The Shame Game

My people migrated from the Tuscarora Indian Woods Reservation in Bertie County, NC and other places in the Tuscarora strongholds of northeastern NC to present day Robeson County, NC, bordering SC.  These were our old hunting grounds and after decades of injustices, we began the move to this place that holds some of the least desirable land in the region.  Swamps and pocosins were poor substitutes for the rich farmlands we once had, but it was a safer place, or so we thought.  It was not long before the settlers began following us and quickly established themselves as overlords in our new territory to enact white rule.  They were never bold enough to attempt to infiltrate our communities, but close enough to establish anti-Indian laws in the precinct that became Robeson County.  It was during this time that they would shame us for speaking our language, which they said we sounded like hoot owls and screech owls when we spoke.  It is easy to see how a European immigrant would think that, considering that in Tuscarora, the two most common standalone prefixes are “u,” which sounds like “ooo” and and “aw-,” compounded by the fact that the only lengthened sounds are vowel sounds.  After migrating from Indian Woods Reservation, some of our people settled at a place in our current territory they called Uhčíhręʔ Kì·nęʔ, meaning “Bear Creek,” but as more settlers moved into the area, they extended their English name, Rockfish Creek, as they called it, to blanket our language and then another Tuscarora place name was erased, although many Tuscaroras remembered it.    

In the natural procession of life, our identities are cemented at an early age and our language is an integral component of our identities.  Remembering my grandmother’s tears of our lost language, at age 21 I set out to reclaim all the sacred that I could, to build on what we had left, because I did not want another generation of Tuscaroras growing up without the language that matches our blood.  I was hopeful when Blair Rudes published his Tuscarora dictionary and while a dictionary is not set up as a language course, it was still a great resource in our language revival.  Thankfully, the language seekers within my community had been making some progress. Rahθęʔnyéha·ʔ Chris Lowry was one of them.  He and I had mutual friends and after our paths crossed, we began working together. Finally there was a real sense of advancement, but there was an emotional undertow that I always tried to rise above until finally it could no longer be ignored.  The pang of shame Ifelt for having just embarked on actively learning my people’s language in my 40’s was crushing to me.  The feeling that this was something I should have known my entire life was strong and very real.  So then the course of our language revival has personally been a humbling experience. 

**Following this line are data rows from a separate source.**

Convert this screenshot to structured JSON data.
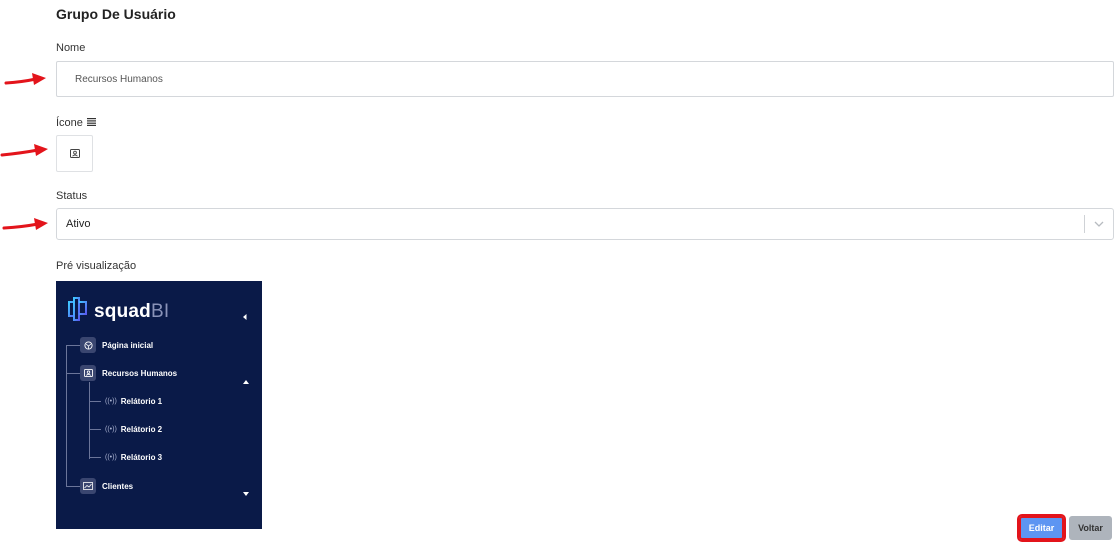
{
  "page": {
    "title": "Grupo De Usuário"
  },
  "form": {
    "nome_label": "Nome",
    "nome_value": "Recursos Humanos",
    "icone_label": "Ícone",
    "icone_list_icon": "list-icon",
    "icone_selected": "id-card-icon",
    "status_label": "Status",
    "status_value": "Ativo",
    "preview_label": "Pré visualização"
  },
  "preview": {
    "brand": "squad",
    "brand_suffix": "BI",
    "items": [
      {
        "label": "Página inicial",
        "icon": "globe-icon"
      },
      {
        "label": "Recursos Humanos",
        "icon": "id-card-icon",
        "expanded": true,
        "children": [
          {
            "label": "Relátorio 1",
            "icon": "broadcast-icon"
          },
          {
            "label": "Relátorio 2",
            "icon": "broadcast-icon"
          },
          {
            "label": "Relátorio 3",
            "icon": "broadcast-icon"
          }
        ]
      },
      {
        "label": "Clientes",
        "icon": "chart-icon",
        "expanded": false
      }
    ]
  },
  "buttons": {
    "editar": "Editar",
    "voltar": "Voltar"
  },
  "colors": {
    "sidebar_bg": "#0a1a48",
    "primary_button": "#5d95f2",
    "secondary_button": "#aeb4bc",
    "annotation_red": "#e3141b"
  }
}
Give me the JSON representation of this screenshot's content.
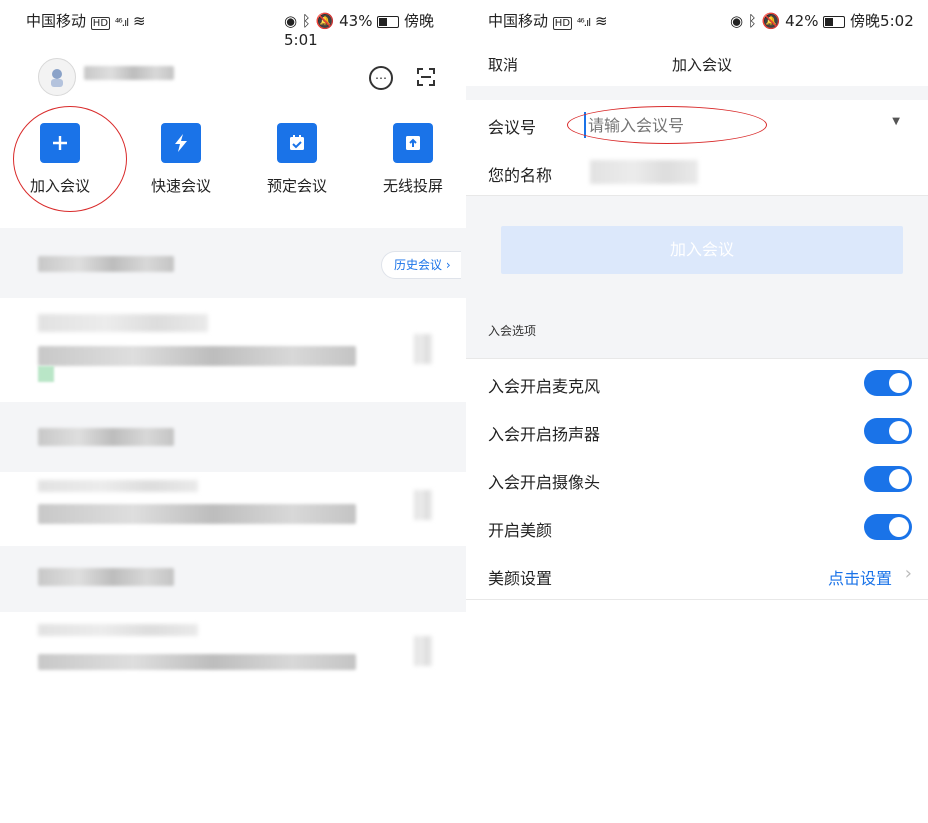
{
  "left": {
    "status": {
      "carrier": "中国移动",
      "network": "⁴⁶.ıl",
      "battery": "43%",
      "time": "傍晚5:01"
    },
    "quick_actions": [
      {
        "label": "加入会议",
        "icon": "plus-icon"
      },
      {
        "label": "快速会议",
        "icon": "lightning-icon"
      },
      {
        "label": "预定会议",
        "icon": "calendar-check-icon"
      },
      {
        "label": "无线投屏",
        "icon": "screen-cast-icon"
      }
    ],
    "history_button": "历史会议 ›"
  },
  "right": {
    "status": {
      "carrier": "中国移动",
      "network": "⁴⁶.ıl",
      "battery": "42%",
      "time": "傍晚5:02"
    },
    "nav": {
      "cancel": "取消",
      "title": "加入会议"
    },
    "form": {
      "meeting_id_label": "会议号",
      "meeting_id_placeholder": "请输入会议号",
      "name_label": "您的名称"
    },
    "join_button": "加入会议",
    "options_header": "入会选项",
    "options": [
      {
        "label": "入会开启麦克风",
        "on": true
      },
      {
        "label": "入会开启扬声器",
        "on": true
      },
      {
        "label": "入会开启摄像头",
        "on": true
      },
      {
        "label": "开启美颜",
        "on": true
      }
    ],
    "beauty": {
      "label": "美颜设置",
      "action": "点击设置"
    }
  },
  "colors": {
    "accent": "#1a73e8",
    "annotation": "#d92b2b",
    "toggle_on": "#1a73e8"
  }
}
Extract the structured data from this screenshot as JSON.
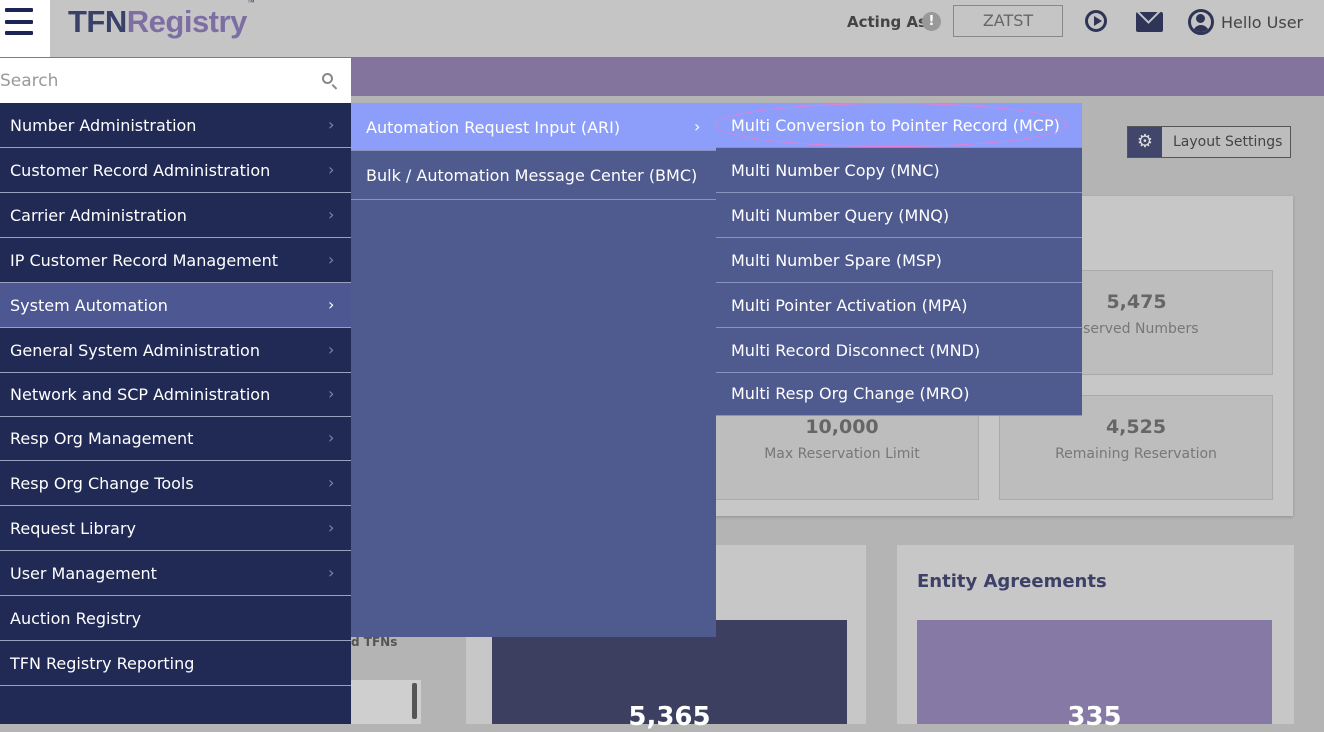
{
  "header": {
    "logo_part1": "TFN",
    "logo_part2": "Registry",
    "logo_tm": "™",
    "acting_as_label": "Acting As",
    "info_icon_glyph": "!",
    "acting_as_value": "ZATST",
    "user_greeting": "Hello User",
    "icons": [
      "hamburger-menu-icon",
      "info-icon",
      "play-circle-icon",
      "mail-icon",
      "user-circle-icon"
    ]
  },
  "search": {
    "placeholder": "Search"
  },
  "menu_level1": {
    "items": [
      {
        "label": "Number Administration",
        "chevron": "›"
      },
      {
        "label": "Customer Record Administration",
        "chevron": "›"
      },
      {
        "label": "Carrier Administration",
        "chevron": "›"
      },
      {
        "label": "IP Customer Record Management",
        "chevron": "›"
      },
      {
        "label": "System Automation",
        "chevron": "›",
        "active": true
      },
      {
        "label": "General System Administration",
        "chevron": "›"
      },
      {
        "label": "Network and SCP Administration",
        "chevron": "›"
      },
      {
        "label": "Resp Org Management",
        "chevron": "›"
      },
      {
        "label": "Resp Org Change Tools",
        "chevron": "›"
      },
      {
        "label": "Request Library",
        "chevron": "›"
      },
      {
        "label": "User Management",
        "chevron": "›"
      },
      {
        "label": "Auction Registry",
        "chevron": ""
      },
      {
        "label": "TFN Registry Reporting",
        "chevron": ""
      }
    ]
  },
  "menu_level2": {
    "items": [
      {
        "label": "Automation Request Input (ARI)",
        "chevron": "›",
        "active": true
      },
      {
        "label": "Bulk / Automation Message Center (BMC)",
        "chevron": ""
      }
    ]
  },
  "menu_level3": {
    "items": [
      {
        "label": "Multi Conversion to Pointer Record (MCP)",
        "active": true
      },
      {
        "label": "Multi Number Copy (MNC)"
      },
      {
        "label": "Multi Number Query (MNQ)"
      },
      {
        "label": "Multi Number Spare (MSP)"
      },
      {
        "label": "Multi Pointer Activation (MPA)"
      },
      {
        "label": "Multi Record Disconnect (MND)"
      },
      {
        "label": "Multi Resp Org Change (MRO)"
      }
    ]
  },
  "dashboard": {
    "layout_settings_label": "Layout Settings",
    "stats": [
      {
        "value": "5,475",
        "caption": "eserved Numbers"
      },
      {
        "value": "10,000",
        "caption": "Max Reservation Limit"
      },
      {
        "value": "4,525",
        "caption": "Remaining Reservation"
      }
    ],
    "left_fragment_text": "d TFNs",
    "left_big_number": "5,365",
    "entity_title": "Entity Agreements",
    "entity_big_number": "335"
  },
  "colors": {
    "menu_dark": "#202a55",
    "menu_mid": "#4f5a8f",
    "menu_active_light": "#8c9ef9",
    "header_purple": "#83749e"
  }
}
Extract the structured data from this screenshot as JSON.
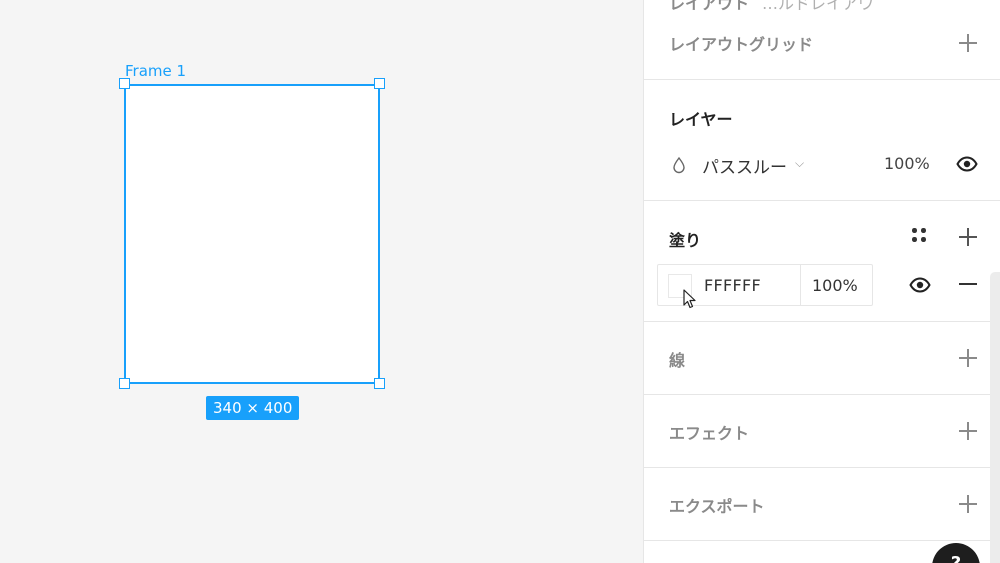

Both Sides The Neuse

Forwarding to July of 2016, Chris and I travelled to theTuscarora reservation in NY to attend the first annual Tuscarora Language Camp, sponsored by Nęyękwawętaʔθkwáhshek, which is the Tuscarora language preservation group.  Despite what I had begun to learn, I arrived at Tuscarora, NY as an absolute beginner in comparison to those from the rez, but was humbled by the patience and good minds of the individuals in the language preservation group.  Everyone else there had grown up with varying levels of exposure to the language, where I had none.  The Tuscarora reservation in NY is home to our relatives who migrated from the southern villages in NC and we who have remained in NC from the northern villages. Those who arrived in NY in 1715 after the war with the colonists in NC, they were surrounded by other Haudenosaunee people, which was at least an encouraging culture to sustain their langauge and customs, where those of us who remained in NC were left surrounded by enemies both old and new, including the settler’s rush to form oppressive white power structures that kept Natives under their power with pressure to assimilate. From our new home of Robeson County, our reconnaissance raids in SC to bring home Tuscarora slaves made us enemies of the SC government.  My uncle George Lowry (and grandfather of Rahθęʔnyéha·ʔ) in 1864 eulogized at the funerals of his three sons who were killed by the Confederate Home Guard and spoke of when the white man came to our lands we treated them kindly and they promised us that if we took up their ways, their language, “that we would prosper.  Now we get no justice and that in a land where we were always free.”

A New Hope

For years I have heard Native friends from different nations speak of wishing to connect with their ancestors and despairing over the disconnect of time and destabilization of our cultures.  I have told them that if they are interested in getting in touch with the ancestors, then learn their language because their worldview is intimately woven into every aspect of it and I would argue that this is the most effective way to see the world through their eyes.  The substantive progress of the Tuscarora language revival has been considerable.  The Tuscarora language preservation group has proven what many never believed was possible, which is consistent with the Tuscarora spirit; doubt us and we will prove the opposite.  More Tuscarora citizens are getting involved, Tuscarora musician Jennifer Kreisberg is performing and recording songs in the Tuscarora language, weddings and other ceremonies are being officiated in Tuscarora and the language learners are now having lengthy and complex conversations in the language. There is much to be proud and hopeful for.   Currently Ethnologue, which is an annual reference publication that provides statistics and other information on the living languages of the world, lists 245 indigenous languages in the United States,with 65 already extinct and 75 near extinction with only a few elder speakers left.  The last native born Tuscarora speaker was Rayę́ʔthuhs Howard Hill, who made The Journey in July of 2018.  He was Onondaga Eel Clan, but from the Tuscarora reservation.  He selflessly dedicated so much of his life to preserving the Tuscarora language.  Despite the government’s role in advocating the extinction of our languages, it is our responsibility, each and every one of us, to save them.  No outsider will come to save our languages for us.  This must be something we do on our own.  If there were ever a time to invigorate or reinvigorate one’s sense of duty to nation and honor to ancestors, that time is now.  The selfless act of passing on knowledge to others nurtures a sacred bond of interconnectedness that is imperative to the personal development of the youth and also fosters a genuine sense of belonging within a community in the elder generations. We have never been independent of others, but interdependent for survival.  I was never able to tell my grandmother “Kęnurę́hkhwaʔ” in our Tuscarora language, but maybe it is not too late for you to tell your family that you love them in your people’s language.